"There's an unsual amount of activity in a small area," Florida Fish and Wildlife spokesman Greg Workman said.
Officials said officers were forced to kill a seventh bear in the Carisbrooke neighborhood Tuesday evening.
"It had no fear of humans, was very food conditioned and it was a very dangerous bear," Workman said. "We can't just turn our backs and walk away from this."
FWC officials said they believe someone in the neighborhood may be illegally feeding the bears and a reward for information was announced Tuesday.
"This is unusual circumstances," said Workman. "We want to cover all our bases and if that is happening, we want to know about it."
The attack on 45-year-old Terri Frana happened last weekend in the front yard of her home. Since then, seven bears have been shot or euthanized. Officials said
that number represents an unusual and alarming number of bears to be habituated in the area.
Not all residents are happy with FWC killing the bears. Jan Hall said she's seen plenty of bears in her yard and she thinks the FWC could have kept the bears alive until they knew what animal was involved in the attack.
"This incident that happened should not have happened. It's people error," said Hall.
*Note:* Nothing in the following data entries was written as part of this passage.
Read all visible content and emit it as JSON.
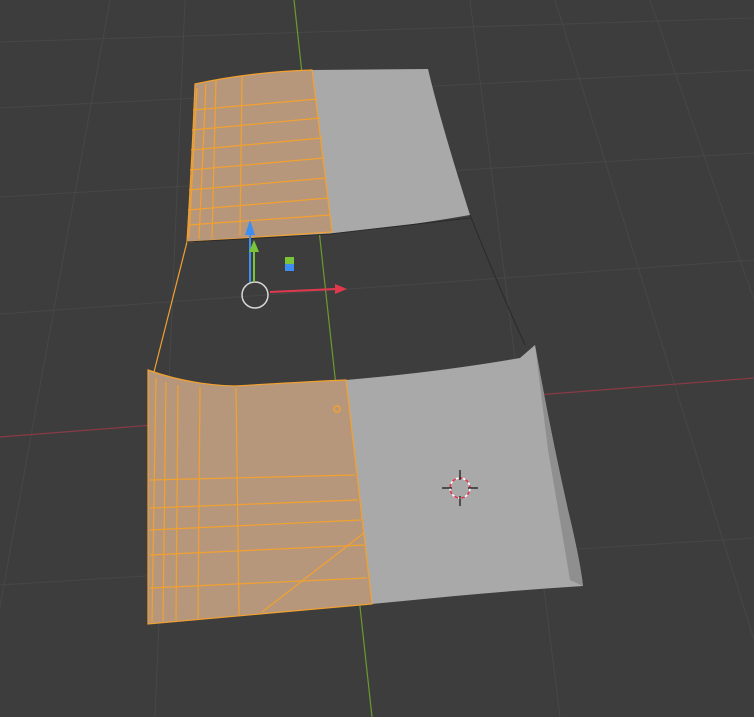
{
  "viewport": {
    "background_color": "#3d3d3d",
    "grid_color": "#474747",
    "x_axis_color": "#8a3a45",
    "y_axis_color": "#6b9a2f"
  },
  "selection": {
    "selected_face_color": "#b7977c",
    "selected_edge_color": "#f2a12f",
    "unselected_face_color": "#a9a9a9"
  },
  "gizmo": {
    "x_color": "#e0394e",
    "y_color": "#7ac43a",
    "z_color": "#3d8ef0"
  },
  "icons": {
    "origin": "origin-circle-icon",
    "cursor": "3d-cursor-icon",
    "object_marker": "object-origin-icon"
  }
}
"People are starting to get upset over this, seven bears!" one resident yelled to the FWC officers.
Workman said the bears had been conditioned to find food in the area and the comfort level of the animals is so alarming that killing them wasn’t an option.
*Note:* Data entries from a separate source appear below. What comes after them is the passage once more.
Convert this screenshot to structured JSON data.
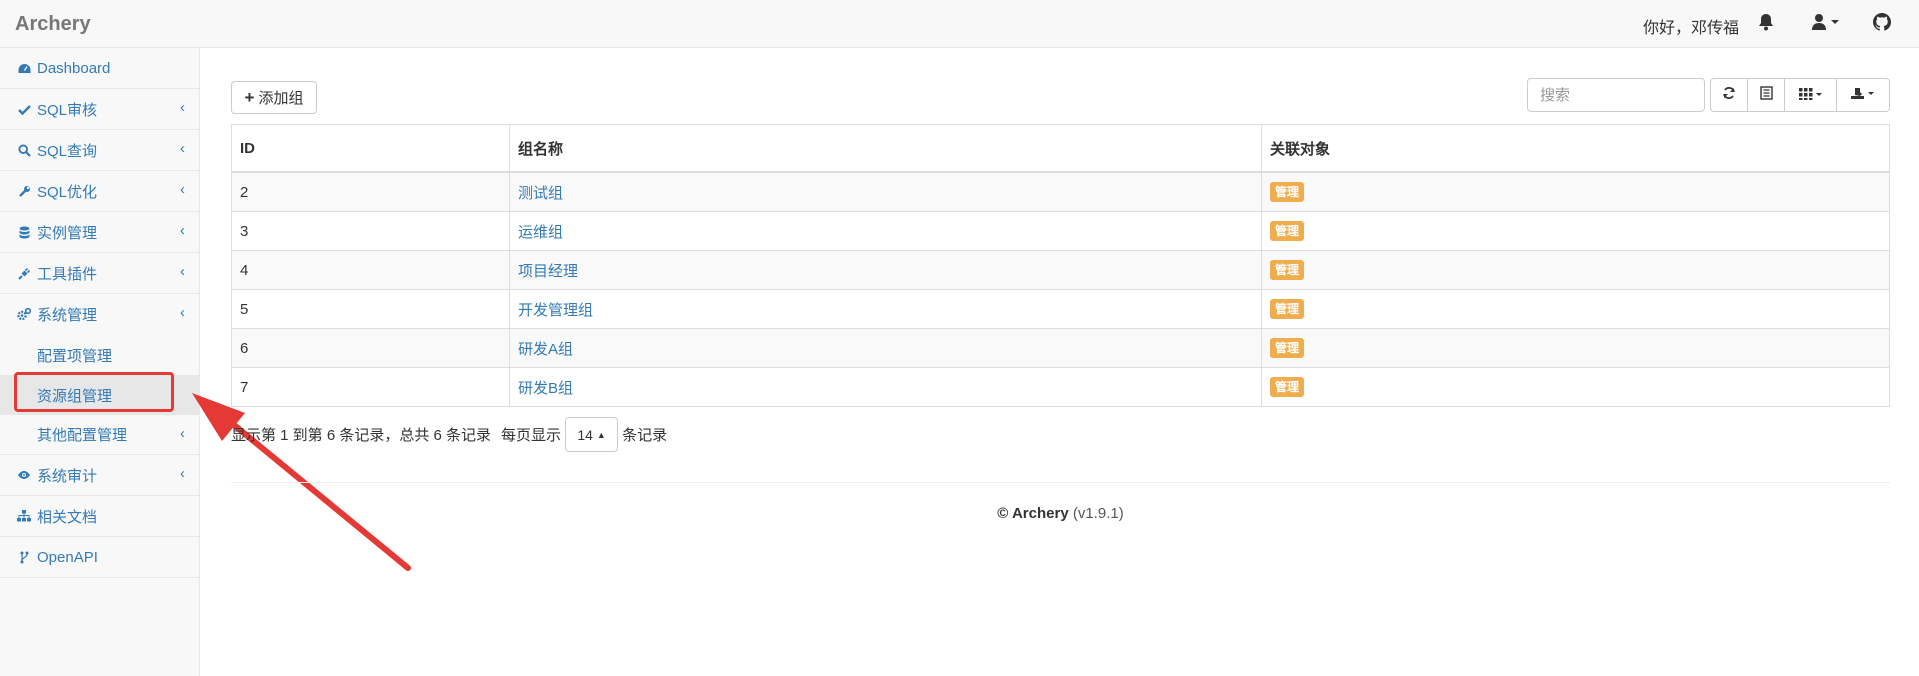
{
  "app": {
    "brand": "Archery",
    "greeting": "你好，邓传福"
  },
  "nav_icons": [
    "bell-icon",
    "user-icon",
    "github-icon"
  ],
  "sidebar": {
    "items": [
      {
        "label": "Dashboard",
        "icon": "dashboard-icon",
        "chevron": false
      },
      {
        "label": "SQL审核",
        "icon": "check-icon",
        "chevron": true
      },
      {
        "label": "SQL查询",
        "icon": "search-icon",
        "chevron": true
      },
      {
        "label": "SQL优化",
        "icon": "wrench-icon",
        "chevron": true
      },
      {
        "label": "实例管理",
        "icon": "database-icon",
        "chevron": true
      },
      {
        "label": "工具插件",
        "icon": "plug-icon",
        "chevron": true
      },
      {
        "label": "系统管理",
        "icon": "cogs-icon",
        "chevron": true
      }
    ],
    "subitems": [
      {
        "label": "配置项管理"
      },
      {
        "label": "资源组管理",
        "active": true
      },
      {
        "label": "其他配置管理",
        "chevron": true
      }
    ],
    "items_after": [
      {
        "label": "系统审计",
        "icon": "eye-icon",
        "chevron": true
      },
      {
        "label": "相关文档",
        "icon": "sitemap-icon",
        "chevron": false
      },
      {
        "label": "OpenAPI",
        "icon": "code-fork-icon",
        "chevron": false
      }
    ]
  },
  "toolbar": {
    "add_label": "添加组",
    "search_placeholder": "搜索",
    "pagesize": "14"
  },
  "table": {
    "columns": [
      "ID",
      "组名称",
      "关联对象"
    ],
    "rows": [
      {
        "id": "2",
        "name": "测试组",
        "action": "管理"
      },
      {
        "id": "3",
        "name": "运维组",
        "action": "管理"
      },
      {
        "id": "4",
        "name": "项目经理",
        "action": "管理"
      },
      {
        "id": "5",
        "name": "开发管理组",
        "action": "管理"
      },
      {
        "id": "6",
        "name": "研发A组",
        "action": "管理"
      },
      {
        "id": "7",
        "name": "研发B组",
        "action": "管理"
      }
    ]
  },
  "pagination": {
    "summary": "显示第 1 到第 6 条记录，总共 6 条记录",
    "per_page": "每页显示",
    "records": "条记录"
  },
  "footer": {
    "copyright": "© Archery",
    "version": "(v1.9.1)"
  },
  "colors": {
    "link": "#337ab7",
    "badge": "#f0ad4e",
    "annotation": "#e53935"
  }
}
"They're still dangerous bears," said Workman. "Because they have been habituated, they've been conditioned. They are dangerous."
Frana said some neighbors have become so comfortable around the bears, they've even given them nicknames.
"These are wild animals and we need to respect them. Unfortunately, we have five new developments going up within five miles. They just have no place to go," Frana said.
Wildlife officials have three traps set up and will leave officers in the area until they feel the danger is over. FWC said they have no idea whether any of the bears they've killed had anything to do with the attack on Frana.
"Regardless if these bears were responsible or not, they are still dangerous bears because they have been habituated. If we take this bear and we hold it or we take this bear and relocate it, we've taken a dangerous bear and put it in another area," said Workman.
Investigators said trash continues to be a problem in bear-prone areas, something Hall isn’t happy about.
"Keep (trash cans) shut. Get containers that are bear-proof," Hall said.
FWC partnered with Seminole County for a grant to help launch the bear-proof garbage program this summer, but it's not enough to cover the costs of the cans for residents.